SPIEGEL ONLINE: The US goes to the polls on Tuesday for critical mid-term elections. It is a difficult time for the country -- you have said it is facing a "perfect storm." What do you mean by that?
Reich: First, we have got an unprecedented degree of concentrated income and wealth at the very top of our society. The top one-tenth of one percent of Americans now makes more than the bottom 120 million. Secondly, courtesy of a grotesque opinion by the Supreme Court of the United States, we now have virtually unlimited money flowing from the rich and from corporations through secret devices that make it impossible to know who is contributing what to various campaigns and to advertising for and against various candidates. Such anonymous groups have spent more than $400 million on the latest election, according to estimates. And finally, we have a broad electorate still unemployed or in danger of being unemployed, still in danger of losing their homes or already having lost their homes, still experiencing a major drop in their savings or their net worth. This frustrated and anxious population is easy prey to demagogues who will blame others for their problems rather than explain what needs to be done.
Reich hammers home the basic facts which the TEA party and the Republicans refuse to see:
SPIEGEL ONLINE: In other words, it is no surprise that candidates opposing government spending appear likely to win many of the open Congressional seats.Reich points out the dangers of the hard veer to the right that is coming with this election:
Reich: This is one of the areas that are very easy to demagogue. By accusing government of being the enemy and promising people that if we simply shrink government they will be better, some politicians and ideologues are attempting to improve their own positions of power. They are misleading the voters. We know that when the private sector is unwilling or unable to spend and when consumers are under a huge debt load, government is the last remaining spender, at least in the short term. Long term deficits do have to be reduced, but unless we get the economy growing in the short term through government spending, we're all going to be experiencing a much longer and more painful socalled recovery. We need a bigger stimulus now.

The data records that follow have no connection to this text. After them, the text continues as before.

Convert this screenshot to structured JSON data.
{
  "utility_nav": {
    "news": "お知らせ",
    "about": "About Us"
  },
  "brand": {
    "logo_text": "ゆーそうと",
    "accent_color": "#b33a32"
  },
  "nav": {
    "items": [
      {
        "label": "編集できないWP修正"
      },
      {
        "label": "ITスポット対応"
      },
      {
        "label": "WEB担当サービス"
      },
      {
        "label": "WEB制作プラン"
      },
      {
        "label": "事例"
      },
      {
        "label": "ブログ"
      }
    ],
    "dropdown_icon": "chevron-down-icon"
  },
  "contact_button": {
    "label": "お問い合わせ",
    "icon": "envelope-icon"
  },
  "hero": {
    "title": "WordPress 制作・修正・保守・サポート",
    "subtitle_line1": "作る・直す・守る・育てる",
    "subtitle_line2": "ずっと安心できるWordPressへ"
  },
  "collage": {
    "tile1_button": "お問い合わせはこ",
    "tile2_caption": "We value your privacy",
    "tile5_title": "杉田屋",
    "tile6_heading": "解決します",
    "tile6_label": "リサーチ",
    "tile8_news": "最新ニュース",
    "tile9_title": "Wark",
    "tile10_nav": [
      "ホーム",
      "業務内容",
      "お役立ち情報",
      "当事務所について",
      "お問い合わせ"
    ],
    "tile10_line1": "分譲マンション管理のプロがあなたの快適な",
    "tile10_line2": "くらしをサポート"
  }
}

SPIEGEL ONLINE: In addition to the Great Depression, there was also a sharp increase in the amount of national rage, both with politicians and within the political debate. Could that happen again?
Reich: I think what we're seeing now in America is an outbreak of isolationism, nativism, and xenophobia. The Tea Party is against foreign trade. We are also seeing an outbreak of antiimmigrant sentiment across the country. The anger directed at China now is out of proportion to China's real effect on the American economy. China is not to blame for 15 million jobs being lost over the last two and a half years. My point is that we are already seeing the hallmarks of the politics of anger and resentment, which led in the 1930s to isolationism. That's very much what worries me.